- Skip the beef and eat more beans. In your favorite soups, stews, and casseroles, use mild and trendy black beans; big, creamy kidney beans; and/or white cannellini beans. Beans are excellent meat substitutes because they're high in protein and filling fiber, and ultra low in fat. (Meat contains high levels of saturated fat, which can turn on inflammation-triggering genes, increase skin wrinkles, decrease sex drive, increase low-density lipoprotein (LDL) cholesterol -- as well as your waist size -- and make blood sugar control harder.) The calorie trade-offs are another plus. You'd have to eat more than 4 cups of black beans -- and that's not going to happen -- to match the calorie count of one 10 oz. rib eye steak (860)! One cup of black beans delivers just 190 calories along with 14 to 20 grams of protein and nearly 20 grams of cholesterol-lowering, inflammation-soothing, heart-smart fiber.
- Don't give up "umami." U what? Umami is a naturally occurring glutamate that delivers the subtle, savory taste of beef. It turns out plenty of other good-for-you foods tickle your taste buds in the same way. Foods with big umami impact include mushrooms, tomatoes, sweet potatoes, and even carrots. Grill big Portabello mushrooms or sauté some shitake mushrooms to add to scrambled eggs. In one study, people who ate mushroom-based dishes instead of meat-based ones consumed 420 fewer calories, and in a blind taste test said the food tasted even better and left them feeling just as full for just as long.

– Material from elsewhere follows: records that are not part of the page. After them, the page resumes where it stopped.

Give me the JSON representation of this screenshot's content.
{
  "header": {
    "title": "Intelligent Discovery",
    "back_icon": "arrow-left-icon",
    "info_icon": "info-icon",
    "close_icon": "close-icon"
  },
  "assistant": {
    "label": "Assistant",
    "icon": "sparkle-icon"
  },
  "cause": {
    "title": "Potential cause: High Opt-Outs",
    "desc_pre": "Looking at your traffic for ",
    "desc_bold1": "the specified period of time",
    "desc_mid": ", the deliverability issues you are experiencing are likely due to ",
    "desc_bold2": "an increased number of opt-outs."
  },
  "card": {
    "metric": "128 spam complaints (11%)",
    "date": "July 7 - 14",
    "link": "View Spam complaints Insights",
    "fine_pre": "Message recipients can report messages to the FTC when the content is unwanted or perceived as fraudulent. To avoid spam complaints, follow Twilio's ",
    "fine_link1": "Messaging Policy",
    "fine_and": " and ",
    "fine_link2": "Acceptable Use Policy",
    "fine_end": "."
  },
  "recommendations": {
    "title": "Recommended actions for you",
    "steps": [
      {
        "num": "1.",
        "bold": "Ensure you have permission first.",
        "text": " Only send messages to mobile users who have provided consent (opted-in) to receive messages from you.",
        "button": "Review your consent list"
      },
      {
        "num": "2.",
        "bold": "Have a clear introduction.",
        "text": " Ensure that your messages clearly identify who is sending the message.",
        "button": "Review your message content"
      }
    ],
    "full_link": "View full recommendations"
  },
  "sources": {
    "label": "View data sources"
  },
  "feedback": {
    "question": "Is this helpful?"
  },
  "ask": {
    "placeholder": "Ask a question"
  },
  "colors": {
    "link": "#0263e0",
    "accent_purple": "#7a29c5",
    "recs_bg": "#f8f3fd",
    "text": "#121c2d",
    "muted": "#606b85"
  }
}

A Answers (3)
Michael Roizen, MD, Internal Medicine, answeredHere's how to eat less red meat without sacrificing flavor:
Lisa Lillien, Nutrition & Dietetics, answered
Red meat is rife with saturated fat and calories. Fortunately for meat lovers, Hungry Girl author Lisa Lillien talks in this video about an alternative that looks and tastes exactly like the real thing.
Swap out red meat for healthier proteins: fish; skinless poultry breast; combos of beans, lentils, chickpeas, nuts, and whole grains; and nonfat or low-fat cheese or yogurt. These swaps mean tasty eating, too. How about stuffed whole-wheat pizza, Asian salmon with brown rice pilaf, turkey roll-ups with baked red potatoes, or grilled shrimp with peanut sauce and snow peas?